Neuroblastoma is a cancer of the nervous system that primarily affects children aged 5 and younger. Although neuroblastoma accounts for only 5% of childhood cancers, it is responsible for approximately 15% of childhood cancer deaths. For children with high-risk neuroblastoma – children in which cancer has spread significantly – the outlook is extremely poor. Approximately 1 in 5 of these children will not respond to treatment, and of those that do, 50% will develop drug resistance leading, in many cases, to death.
Dr Olga Piskareva, an NCRC supported scientist and Honorary Lecturer at RCSI, has recently published a study describing a new way to grow cancer cells in the lab. Traditionally, researchers grow cancer cells in the flasks on the flat surface. This is not the way cells grow in the human body. Dr Piskareva in collaboration with Dr Curtin and Prof O’Brien has designed a new way to grow cancer cells that recreate their growth in 3 dimensions as in the human or mice body. They used special cotton wool like sponges as a new home for cancer cells and populated them with cancer cells. At the next step, they gave cells the drug at the different amount and checked what happened. In this system, cells responded only to the drug at doses used in the clinic or mice models.
This new strategy to grow cells on sponges should help to understand cancer cell behaviour better and accelerate the discovery and development of new effective drugs for neuroblastoma and other cancers. This, in turn, will make the outlook for little patients better and improve their quality of life.
Our group is a drug discovery lab currently working on the development of a novel Fc gamma receptor IIa inhibitors. FcgRIIa is a low affinity receptor for Fc portion of immunoglobulin G (IgG) and is implicated in a variety of conditions that are still mainly untreatable, such as rheumatoid arthritis, lupus, immune thrombocytopenia, sepsis. FcgRIIa is widely expressed by human innate immune cells, and is the only Fc gamma receptor found on human platelets.

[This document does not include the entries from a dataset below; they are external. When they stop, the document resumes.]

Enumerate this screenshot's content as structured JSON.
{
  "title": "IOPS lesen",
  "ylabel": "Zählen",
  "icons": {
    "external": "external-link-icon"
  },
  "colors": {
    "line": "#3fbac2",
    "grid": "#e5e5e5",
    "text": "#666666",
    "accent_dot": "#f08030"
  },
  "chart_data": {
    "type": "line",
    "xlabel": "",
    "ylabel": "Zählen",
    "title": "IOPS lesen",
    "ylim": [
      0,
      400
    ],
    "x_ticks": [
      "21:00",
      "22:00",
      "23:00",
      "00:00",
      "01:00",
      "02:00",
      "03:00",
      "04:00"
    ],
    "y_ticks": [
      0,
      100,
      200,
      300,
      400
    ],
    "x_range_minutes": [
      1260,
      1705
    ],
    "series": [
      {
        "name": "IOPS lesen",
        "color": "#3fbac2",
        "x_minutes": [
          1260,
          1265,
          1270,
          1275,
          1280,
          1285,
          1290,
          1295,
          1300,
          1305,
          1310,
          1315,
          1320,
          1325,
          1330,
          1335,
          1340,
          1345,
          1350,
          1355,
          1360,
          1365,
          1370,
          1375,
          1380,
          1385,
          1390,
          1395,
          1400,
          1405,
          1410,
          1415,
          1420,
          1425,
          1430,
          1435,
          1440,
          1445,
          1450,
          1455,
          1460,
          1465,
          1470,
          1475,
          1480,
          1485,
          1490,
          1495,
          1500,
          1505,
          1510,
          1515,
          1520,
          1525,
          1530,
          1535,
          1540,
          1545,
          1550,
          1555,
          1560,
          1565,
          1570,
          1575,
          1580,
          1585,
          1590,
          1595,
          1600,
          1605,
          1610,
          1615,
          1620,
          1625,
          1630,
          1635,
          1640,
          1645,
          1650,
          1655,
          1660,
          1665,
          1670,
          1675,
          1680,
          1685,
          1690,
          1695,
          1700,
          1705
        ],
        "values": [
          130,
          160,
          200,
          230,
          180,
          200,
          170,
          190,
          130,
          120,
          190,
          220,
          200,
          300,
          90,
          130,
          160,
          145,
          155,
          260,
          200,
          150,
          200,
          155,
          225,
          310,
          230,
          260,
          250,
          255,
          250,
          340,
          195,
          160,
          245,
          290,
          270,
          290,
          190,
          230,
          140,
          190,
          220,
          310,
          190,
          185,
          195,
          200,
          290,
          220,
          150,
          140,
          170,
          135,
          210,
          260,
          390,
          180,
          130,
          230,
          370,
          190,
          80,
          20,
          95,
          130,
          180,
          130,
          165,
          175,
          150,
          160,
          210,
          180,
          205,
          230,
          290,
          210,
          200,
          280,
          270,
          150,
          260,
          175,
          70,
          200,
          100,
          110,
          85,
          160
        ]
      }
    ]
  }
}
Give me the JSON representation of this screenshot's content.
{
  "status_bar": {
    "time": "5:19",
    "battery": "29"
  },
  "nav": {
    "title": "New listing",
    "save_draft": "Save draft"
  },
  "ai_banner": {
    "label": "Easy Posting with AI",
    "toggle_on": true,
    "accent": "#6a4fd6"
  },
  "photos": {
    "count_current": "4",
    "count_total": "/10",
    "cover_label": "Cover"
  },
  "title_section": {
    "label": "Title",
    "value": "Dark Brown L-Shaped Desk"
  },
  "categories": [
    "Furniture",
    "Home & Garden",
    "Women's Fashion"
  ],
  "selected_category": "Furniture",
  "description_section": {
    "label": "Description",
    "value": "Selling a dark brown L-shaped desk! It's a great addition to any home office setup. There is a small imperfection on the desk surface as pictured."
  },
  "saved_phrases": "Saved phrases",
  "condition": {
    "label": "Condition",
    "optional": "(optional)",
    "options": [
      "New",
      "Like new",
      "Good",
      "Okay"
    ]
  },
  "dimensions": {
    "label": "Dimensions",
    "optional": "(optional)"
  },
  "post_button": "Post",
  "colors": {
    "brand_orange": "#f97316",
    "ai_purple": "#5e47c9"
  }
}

Mainly over-stimulation of the FcgRIIa receptor in these conditions that leads to the progression of the disease. For example, in sepsis the platelets get activated via FcgRIIa in response to bacteria present in the blood, which results in thrombocytopenia and disseminated immune coagulopathy. This causes, not only internal haemorrhage but also formation of blood clots that block peripheral blood vessels leading to sepsis-associated limb loss, heart attacks and/or strokes. Using a targeted approach, such as pharmacophore modelling, our group has developed a small molecule compound that effectively blocks FcgRIIa-mediated platelet aggregation in vitro. In agreement with the chosen targeted approach, this compound was shown to bind to the FcgRIIa directly and possesses specificity for the FcgRII subgroup of the Fcg receptors.
Ultimately, this compound has a great potential to be used for treatment of other FcgRIIa-mediated auto-immune conditions, such as rheumatoid arthritis, lupus and an array of immune thrombocytopenia conditions.
Prof Dermot Cox, Dr Tatiana Devine and Padraig Norton
Please join me in offering congratulations to ‘Drs’ Shane O’Grady and Brian Mooney who successfully defended their PhD thesis yesterday:
Shane’s: Investigation of the functional roles of calcium channels, inflammatory cytokines and tumour micro-environmental factors in a human in vitro model of breast cancer calcification
Supervisor: Maria Morgan
Brian’s: The role of the anorectic neuropeptide CART in breast cancer. Supervisor: Darran O’Connor